Watching "The Prince of Atlantis," Steven Drukman's new play now making its world premiere engagement at South Coast Repertory, is like enjoying two productions simultaneously — a broad comedy and a serious drama, which occasionally overlap.
The comic aspect is rich and robust, while the more serious segment offers some thoughtful interchange between two men who might, or might not, be father and son interacting for the first time. Both elements are engaging under the direction of Warner Shook.
Atlantis, in Drukman's concoction, is a rather large fish importing company whose president, one Joey Colletti, currently is serving time in a Massachusetts prison for mislabeling his products, leading to some serious health issues. He has nine more months to go when he discovers he may have a son, now 30, whom he's never seen.
He'd like to connect with the lad, but not until he's released, so he enlists his slow-witted brother, Kevin, to intercede for him. Meanwhile his girlfriend, Connie, is offering another kind of pressure: her biological clock is ticking and she wants to produce an heir, a prince, to eventually become the king fish of the operation.
All this action is set in a section of Massachusetts, where the natives have their own language — so much so that SCR's program includes a glossary. Trouble is, playgoers are hard pressed to consult it every time a strange word crops up — which is frequently. So it's sort of like watching a foreign movie without the benefit of subtitles.
Two actors who excel at making their point, even with weird words, are
Doukas flirts with caricature as the brash lady friend, but underscores her heavily accented portrayal with a warmth that surfaces when she least anticipates such feeling.

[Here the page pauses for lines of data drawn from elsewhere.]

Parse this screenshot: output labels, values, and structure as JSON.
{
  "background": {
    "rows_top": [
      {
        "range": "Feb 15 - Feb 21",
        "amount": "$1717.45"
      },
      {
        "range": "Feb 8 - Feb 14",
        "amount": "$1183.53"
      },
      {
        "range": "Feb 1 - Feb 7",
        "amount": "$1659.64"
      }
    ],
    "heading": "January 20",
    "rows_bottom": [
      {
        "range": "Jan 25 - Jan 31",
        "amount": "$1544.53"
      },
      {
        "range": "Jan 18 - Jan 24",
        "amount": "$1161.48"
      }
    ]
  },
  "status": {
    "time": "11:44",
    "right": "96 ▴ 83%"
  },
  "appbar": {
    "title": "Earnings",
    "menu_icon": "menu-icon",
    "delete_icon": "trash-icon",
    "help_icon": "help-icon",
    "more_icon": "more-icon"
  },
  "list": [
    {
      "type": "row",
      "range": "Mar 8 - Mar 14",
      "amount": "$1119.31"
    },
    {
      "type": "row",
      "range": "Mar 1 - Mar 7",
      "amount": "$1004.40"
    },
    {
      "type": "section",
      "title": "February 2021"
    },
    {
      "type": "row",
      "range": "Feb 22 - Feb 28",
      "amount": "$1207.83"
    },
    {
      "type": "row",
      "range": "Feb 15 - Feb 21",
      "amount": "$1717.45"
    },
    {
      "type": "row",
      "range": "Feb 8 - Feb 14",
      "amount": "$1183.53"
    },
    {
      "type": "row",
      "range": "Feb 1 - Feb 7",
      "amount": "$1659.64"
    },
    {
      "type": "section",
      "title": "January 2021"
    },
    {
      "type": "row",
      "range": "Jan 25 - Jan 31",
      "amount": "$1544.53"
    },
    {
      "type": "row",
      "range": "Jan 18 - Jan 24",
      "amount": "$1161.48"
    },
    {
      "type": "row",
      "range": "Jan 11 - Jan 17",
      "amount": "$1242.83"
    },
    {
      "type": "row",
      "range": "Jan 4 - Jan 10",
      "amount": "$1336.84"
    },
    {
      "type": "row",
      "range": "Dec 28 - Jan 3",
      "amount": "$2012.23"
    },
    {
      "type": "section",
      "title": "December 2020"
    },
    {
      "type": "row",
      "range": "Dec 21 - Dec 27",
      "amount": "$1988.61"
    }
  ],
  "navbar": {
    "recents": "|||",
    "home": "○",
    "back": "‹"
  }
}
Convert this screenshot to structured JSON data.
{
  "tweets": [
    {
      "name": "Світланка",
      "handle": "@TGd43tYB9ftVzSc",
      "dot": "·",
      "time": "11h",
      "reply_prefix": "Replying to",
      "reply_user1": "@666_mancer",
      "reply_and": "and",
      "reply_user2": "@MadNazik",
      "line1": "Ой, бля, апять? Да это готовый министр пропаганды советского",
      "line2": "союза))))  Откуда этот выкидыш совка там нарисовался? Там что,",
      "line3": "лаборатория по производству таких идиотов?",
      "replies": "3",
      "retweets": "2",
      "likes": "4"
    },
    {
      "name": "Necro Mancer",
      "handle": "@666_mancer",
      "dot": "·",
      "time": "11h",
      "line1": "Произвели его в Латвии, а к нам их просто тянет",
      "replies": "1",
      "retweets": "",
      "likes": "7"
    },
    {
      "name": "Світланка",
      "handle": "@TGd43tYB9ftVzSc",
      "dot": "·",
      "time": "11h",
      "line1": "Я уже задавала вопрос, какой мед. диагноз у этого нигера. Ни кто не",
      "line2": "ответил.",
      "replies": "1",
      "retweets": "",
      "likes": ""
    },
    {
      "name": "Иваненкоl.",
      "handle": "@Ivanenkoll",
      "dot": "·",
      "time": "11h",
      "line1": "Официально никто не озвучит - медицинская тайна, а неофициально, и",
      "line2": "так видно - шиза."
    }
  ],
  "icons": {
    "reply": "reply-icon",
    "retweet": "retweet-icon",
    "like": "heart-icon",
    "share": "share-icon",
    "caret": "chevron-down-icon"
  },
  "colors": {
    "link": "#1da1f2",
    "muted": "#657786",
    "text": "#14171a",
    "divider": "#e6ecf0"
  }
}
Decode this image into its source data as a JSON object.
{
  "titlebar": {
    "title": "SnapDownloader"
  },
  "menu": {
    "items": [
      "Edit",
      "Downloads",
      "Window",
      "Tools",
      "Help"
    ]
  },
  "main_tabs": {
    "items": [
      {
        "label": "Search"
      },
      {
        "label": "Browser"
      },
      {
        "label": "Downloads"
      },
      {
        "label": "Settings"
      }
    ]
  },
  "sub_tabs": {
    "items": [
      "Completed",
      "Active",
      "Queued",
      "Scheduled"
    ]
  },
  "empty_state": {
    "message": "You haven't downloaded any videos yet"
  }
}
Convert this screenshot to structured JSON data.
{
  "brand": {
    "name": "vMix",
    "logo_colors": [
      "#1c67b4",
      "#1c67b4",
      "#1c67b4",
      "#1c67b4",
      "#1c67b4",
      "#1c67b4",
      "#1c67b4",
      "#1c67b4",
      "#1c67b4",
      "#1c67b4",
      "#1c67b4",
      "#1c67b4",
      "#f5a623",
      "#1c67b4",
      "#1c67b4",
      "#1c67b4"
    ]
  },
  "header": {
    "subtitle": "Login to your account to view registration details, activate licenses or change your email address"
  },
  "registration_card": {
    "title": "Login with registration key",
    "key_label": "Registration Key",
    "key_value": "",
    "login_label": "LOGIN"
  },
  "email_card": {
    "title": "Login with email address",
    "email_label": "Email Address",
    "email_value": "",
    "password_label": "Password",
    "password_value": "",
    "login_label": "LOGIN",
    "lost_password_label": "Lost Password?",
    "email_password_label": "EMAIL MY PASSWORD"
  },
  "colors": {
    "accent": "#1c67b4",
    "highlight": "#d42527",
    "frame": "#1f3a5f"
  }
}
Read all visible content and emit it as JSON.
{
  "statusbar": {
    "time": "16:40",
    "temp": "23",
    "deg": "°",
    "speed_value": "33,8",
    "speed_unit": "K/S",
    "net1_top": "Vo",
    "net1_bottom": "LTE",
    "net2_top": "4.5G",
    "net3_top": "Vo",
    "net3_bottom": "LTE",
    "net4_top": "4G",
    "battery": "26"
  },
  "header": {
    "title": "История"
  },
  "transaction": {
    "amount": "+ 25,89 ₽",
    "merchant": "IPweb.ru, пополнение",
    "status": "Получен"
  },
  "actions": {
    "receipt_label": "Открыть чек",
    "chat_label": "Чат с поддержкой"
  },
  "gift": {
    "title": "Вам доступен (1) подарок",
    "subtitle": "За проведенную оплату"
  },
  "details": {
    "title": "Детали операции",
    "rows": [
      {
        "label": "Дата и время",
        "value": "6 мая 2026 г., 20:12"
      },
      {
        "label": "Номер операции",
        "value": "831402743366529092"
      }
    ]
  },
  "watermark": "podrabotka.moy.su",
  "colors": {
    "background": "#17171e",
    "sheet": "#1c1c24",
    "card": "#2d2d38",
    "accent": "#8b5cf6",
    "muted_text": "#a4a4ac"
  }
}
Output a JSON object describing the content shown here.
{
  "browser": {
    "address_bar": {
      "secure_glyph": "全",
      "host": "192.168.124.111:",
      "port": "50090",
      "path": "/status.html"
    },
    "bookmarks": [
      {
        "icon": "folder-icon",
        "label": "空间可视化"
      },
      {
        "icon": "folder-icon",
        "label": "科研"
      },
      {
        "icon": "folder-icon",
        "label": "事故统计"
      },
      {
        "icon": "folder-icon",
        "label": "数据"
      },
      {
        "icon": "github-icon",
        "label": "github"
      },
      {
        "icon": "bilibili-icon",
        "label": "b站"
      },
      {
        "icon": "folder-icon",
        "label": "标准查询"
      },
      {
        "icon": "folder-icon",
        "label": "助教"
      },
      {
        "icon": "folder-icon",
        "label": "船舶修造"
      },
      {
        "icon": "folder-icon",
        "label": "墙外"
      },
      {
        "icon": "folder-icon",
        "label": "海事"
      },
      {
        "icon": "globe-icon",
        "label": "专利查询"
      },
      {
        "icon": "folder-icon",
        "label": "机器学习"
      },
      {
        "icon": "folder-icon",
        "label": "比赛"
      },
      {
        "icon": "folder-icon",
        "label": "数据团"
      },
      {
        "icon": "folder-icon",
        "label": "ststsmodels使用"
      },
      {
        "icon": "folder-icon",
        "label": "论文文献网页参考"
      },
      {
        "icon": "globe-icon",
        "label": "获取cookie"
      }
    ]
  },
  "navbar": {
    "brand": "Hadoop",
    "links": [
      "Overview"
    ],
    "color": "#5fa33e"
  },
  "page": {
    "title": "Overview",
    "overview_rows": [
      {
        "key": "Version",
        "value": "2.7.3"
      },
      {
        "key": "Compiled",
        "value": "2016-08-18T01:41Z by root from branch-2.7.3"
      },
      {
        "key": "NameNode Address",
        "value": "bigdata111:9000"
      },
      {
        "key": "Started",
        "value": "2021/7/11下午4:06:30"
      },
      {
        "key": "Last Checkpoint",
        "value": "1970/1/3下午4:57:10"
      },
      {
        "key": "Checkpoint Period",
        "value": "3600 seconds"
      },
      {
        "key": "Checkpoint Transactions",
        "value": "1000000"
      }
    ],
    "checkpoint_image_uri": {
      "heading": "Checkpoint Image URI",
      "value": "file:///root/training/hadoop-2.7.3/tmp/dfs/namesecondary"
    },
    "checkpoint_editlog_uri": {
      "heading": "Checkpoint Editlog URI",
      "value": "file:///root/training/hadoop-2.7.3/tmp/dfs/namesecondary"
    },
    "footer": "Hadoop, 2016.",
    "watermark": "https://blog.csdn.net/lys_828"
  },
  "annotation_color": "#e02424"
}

She's one-fourth of the cast projecting three-fourths of the character-driven comedy.
As the hapless brother, chafing in Joey's shadow, Matthew Arkin uncovers a more reserved sort of humanity, quietly advancing the playwright's circuitous scenario. His is the central story line, overshadowed as it is by Kapelos' and Doukas' high-decibel bluster.
Into this strange world and its even stranger language comes Brett Ryback as the young man who might be related to the brothers. Ryback deftly underplays his character as he ferrets out the truth of his parentage, though his interaction with Arkin often is labored and filled with the proverbial pregnant pauses.
Thomas Buderwitz's dual scenic design — the stark prison visitors' area and Joey's elaborately garish "fishy" abode — is first rate and offers effective contrast in style. The residential area is particularly detailed with faux finny creatures and other marine life in abundance.
Angela Balogh Calin's costumes work well for the story, especially Doukas' brief outfits. Peter Maradudin has created some innovative lighting effects that offer a smooth bridge between scenes as the locations shift.
Despite dialect coach Philip D. Thompson's best efforts, the colorful language of "The Prince of Atlantis" is awkward and tends to retard the action, rendering the play somewhat self-conscious and ineffectual.
The performances are strong, but striving for authenticity eventually compromises enjoyment of this world premiere at South Coast Repertory.
TOM TITUS covers local theater for the Daily Pilot.
If You Go
What: "The Prince of Atlantis"
Where: Segerstrom Stage, South Coast Repertory, 655 Town Center Drive, Costa Mesa
When: 7:30 p.m. Sundays, Tuesdays and Wednesdays; 8 p.m. Thursdays through Saturdays; and 2:30 p.m. Saturdays and Sundays until April 29.
Cost: $20 to $68